“Women tend to observe degree-level studies more than men, and they test better in certain types of exams,” he said.
“So when law suddenly became an attractive profession in recent years, it automatically became a woman’s field.”
The figures are truly astounding. Ten years earlier, the percentage of women lawyers in Cyprus was about 39 per cent. It kept rising, year-on-year, until it finally broke the 50 per cent mark in 2014. And it rose further the next year when 390 out of the 490 new lawyers registered were women.
“Right now, the law department at the University of Cyprus has 195 undergraduate law students, representing the intake of the last four years, of whom 82 per cent are females,” said Professor Andreas Kapardis, head of the department.
This trajectory follows an international trend of women outnumbering men in law – with a noted, if glass, ceiling that appears to slash their career-advancement prospects in half.
“I don’t think the ‘glass ceiling’ is as hard as it used to be,” Vassiliou said.
“Nowadays we have many female judges, and we have three or four women sitting on the Supreme Court, which is the highest you can go. Of course, it’s a different story in private law firms, but that’s mainly because most of them are family-business settings, not conducive to an outsider building a career.”
Even so, the trend in nations like the US and the UK has been observed over a period of 30 years – Cyprus seems to have zipped to parity in less than 10.
“Much of that is down to the existence of many law schools in Cyprus – not to mention the Greek and English universities,” Hadjimihail said.
“Also, traditionally attractive professions, such as teaching, have lost much of their shine during this period. And of course, we in Cyprus have failed to foster a ‘study what you like’ attitude, instead focusing on degrees that guarantee employment and benefits.”
Even more incredibly, the number of lawyers in Cyprus has risen steadily, even as the number of law firms in Cyprus went the opposite way. Law firms registered in Cyprus have gone down from 661 in 2008 to 514 in 2015 – a 22 per cent drop. In contrast, the number of lawyers registered with the Cyprus Bar Association during the same period has gone up 68 per cent – from 1,781 to 2,994.
This is partly explained by the fact that women tend to go after law-related jobs – but not necessarily as lawyers – but the main reason is the expansion of the services sector in Cyprus over the last two decades.

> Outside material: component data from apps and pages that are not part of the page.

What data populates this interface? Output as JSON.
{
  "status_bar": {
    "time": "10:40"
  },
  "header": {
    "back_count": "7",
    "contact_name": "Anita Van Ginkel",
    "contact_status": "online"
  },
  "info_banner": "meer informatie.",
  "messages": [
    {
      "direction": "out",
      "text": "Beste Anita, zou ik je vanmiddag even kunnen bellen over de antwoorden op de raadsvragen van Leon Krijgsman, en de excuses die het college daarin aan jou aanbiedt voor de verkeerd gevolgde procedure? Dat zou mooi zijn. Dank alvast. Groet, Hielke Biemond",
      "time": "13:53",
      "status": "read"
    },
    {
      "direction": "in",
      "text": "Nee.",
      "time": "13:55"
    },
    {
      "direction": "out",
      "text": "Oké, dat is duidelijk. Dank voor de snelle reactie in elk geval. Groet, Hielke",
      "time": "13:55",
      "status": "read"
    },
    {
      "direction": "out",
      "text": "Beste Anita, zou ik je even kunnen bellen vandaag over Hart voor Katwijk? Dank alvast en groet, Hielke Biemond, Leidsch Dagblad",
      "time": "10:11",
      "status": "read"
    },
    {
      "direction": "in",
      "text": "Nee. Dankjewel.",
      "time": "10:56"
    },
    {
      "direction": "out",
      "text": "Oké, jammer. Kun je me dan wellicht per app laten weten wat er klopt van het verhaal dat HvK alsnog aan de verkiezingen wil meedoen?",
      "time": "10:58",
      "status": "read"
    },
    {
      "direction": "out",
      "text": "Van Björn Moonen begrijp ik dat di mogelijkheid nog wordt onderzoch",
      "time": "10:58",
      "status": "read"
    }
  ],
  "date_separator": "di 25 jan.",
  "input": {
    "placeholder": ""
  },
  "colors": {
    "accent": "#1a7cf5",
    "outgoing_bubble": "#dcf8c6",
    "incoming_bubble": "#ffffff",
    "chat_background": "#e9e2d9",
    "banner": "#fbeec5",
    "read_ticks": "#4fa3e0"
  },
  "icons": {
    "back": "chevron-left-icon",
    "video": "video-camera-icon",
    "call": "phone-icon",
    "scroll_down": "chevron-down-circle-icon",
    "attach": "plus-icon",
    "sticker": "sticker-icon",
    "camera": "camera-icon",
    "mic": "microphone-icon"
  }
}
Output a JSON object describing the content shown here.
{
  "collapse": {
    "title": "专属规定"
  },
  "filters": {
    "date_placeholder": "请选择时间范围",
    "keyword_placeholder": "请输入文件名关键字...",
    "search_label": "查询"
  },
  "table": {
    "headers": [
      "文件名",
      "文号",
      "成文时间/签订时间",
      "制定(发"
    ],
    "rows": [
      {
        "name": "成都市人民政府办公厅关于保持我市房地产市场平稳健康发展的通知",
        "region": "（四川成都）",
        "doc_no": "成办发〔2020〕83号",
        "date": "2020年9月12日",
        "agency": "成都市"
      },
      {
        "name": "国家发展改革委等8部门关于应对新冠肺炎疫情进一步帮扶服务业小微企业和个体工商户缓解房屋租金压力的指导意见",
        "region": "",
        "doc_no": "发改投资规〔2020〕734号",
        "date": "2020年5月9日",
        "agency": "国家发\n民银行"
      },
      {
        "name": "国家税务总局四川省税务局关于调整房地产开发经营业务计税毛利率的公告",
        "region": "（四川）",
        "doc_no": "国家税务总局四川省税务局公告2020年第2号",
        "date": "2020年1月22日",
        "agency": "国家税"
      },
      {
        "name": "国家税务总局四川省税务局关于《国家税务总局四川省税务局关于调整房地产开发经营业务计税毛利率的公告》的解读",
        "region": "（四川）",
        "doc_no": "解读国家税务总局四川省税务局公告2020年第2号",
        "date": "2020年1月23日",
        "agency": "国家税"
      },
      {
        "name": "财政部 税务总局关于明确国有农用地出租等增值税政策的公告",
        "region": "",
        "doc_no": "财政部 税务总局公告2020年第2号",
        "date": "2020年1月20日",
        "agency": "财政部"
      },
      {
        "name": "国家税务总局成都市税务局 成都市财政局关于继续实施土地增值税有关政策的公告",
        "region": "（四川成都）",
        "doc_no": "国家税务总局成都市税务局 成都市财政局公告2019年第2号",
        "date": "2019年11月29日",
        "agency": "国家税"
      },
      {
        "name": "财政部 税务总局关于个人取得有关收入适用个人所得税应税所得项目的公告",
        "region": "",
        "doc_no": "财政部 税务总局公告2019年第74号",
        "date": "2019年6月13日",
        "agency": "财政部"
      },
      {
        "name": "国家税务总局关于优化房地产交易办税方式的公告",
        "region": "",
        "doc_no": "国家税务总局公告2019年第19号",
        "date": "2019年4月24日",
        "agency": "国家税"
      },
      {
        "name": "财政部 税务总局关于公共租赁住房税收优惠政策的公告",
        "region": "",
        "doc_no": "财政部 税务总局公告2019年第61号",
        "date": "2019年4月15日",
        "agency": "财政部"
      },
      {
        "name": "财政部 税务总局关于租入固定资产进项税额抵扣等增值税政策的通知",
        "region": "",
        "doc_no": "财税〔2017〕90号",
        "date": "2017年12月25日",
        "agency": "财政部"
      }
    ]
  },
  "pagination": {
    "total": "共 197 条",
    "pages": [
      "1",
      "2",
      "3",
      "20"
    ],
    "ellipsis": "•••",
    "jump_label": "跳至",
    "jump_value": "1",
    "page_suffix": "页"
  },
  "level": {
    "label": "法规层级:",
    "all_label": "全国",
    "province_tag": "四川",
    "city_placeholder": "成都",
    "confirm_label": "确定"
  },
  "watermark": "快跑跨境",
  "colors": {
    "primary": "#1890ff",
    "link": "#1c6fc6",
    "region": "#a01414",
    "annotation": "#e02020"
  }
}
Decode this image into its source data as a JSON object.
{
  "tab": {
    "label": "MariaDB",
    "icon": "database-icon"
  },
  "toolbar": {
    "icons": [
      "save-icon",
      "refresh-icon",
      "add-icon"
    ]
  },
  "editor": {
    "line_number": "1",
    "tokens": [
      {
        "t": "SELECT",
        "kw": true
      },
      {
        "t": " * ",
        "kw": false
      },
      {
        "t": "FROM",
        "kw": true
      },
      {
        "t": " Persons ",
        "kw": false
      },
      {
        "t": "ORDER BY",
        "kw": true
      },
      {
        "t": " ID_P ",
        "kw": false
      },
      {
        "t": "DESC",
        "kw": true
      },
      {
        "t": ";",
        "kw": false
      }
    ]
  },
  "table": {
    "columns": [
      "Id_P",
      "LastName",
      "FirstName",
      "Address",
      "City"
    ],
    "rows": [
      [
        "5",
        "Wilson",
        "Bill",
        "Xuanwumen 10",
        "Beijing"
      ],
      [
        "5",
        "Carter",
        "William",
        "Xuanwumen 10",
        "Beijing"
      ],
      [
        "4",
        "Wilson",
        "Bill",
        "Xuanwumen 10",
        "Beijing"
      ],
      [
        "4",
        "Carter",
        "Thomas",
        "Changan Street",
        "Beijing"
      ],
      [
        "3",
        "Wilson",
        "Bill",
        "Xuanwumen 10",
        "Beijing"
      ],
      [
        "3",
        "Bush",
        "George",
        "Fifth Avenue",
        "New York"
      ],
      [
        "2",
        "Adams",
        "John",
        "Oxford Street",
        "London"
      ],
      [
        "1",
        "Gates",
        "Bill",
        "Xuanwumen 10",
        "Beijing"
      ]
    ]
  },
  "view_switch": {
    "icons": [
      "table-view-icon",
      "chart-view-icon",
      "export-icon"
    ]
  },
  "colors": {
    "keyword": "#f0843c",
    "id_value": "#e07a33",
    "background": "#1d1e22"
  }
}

As the economy became more service-oriented, especially in the field of financial services, the legal profession started being in demand to accommodate the needs of expanding financial-services firms. Today, many lawyers are employed in non-law firm settings.
But contrary to conventional wisdom, Cyprus has not exactly been teeming with lawyers – though this pattern is fast changing. A 2012 study by Professor George Yarrow and Dr Christopher Decker for the Regulatory Policy Institute (RPI), funded by the CCBE, found that, while the country’s number of lawyers per 1,000 population – 2.24 – was significantly higher than the EU’s average of 1.80, it ranked the island ninth across the EU. Unofficial data shows that, since 2008, the average number of lawyers in Cyprus per 1,000 population has spiked to 3.53. By way of comparison, the United States, with a 3.82 average in 2008, showed a 4.06 average last year.
“If you look at the history of the legal profession in Cyprus, there has been an overarching effort to keep new practitioners out,” Hadjimihail said.
“So when barriers were lifted around 10 years ago and it became easier to enter, we went to the other extreme. Of course, it’s a bubble, and at some point it’s going to burst. That’s why options like higher licensing fees are being looked at – to help desaturate the field.”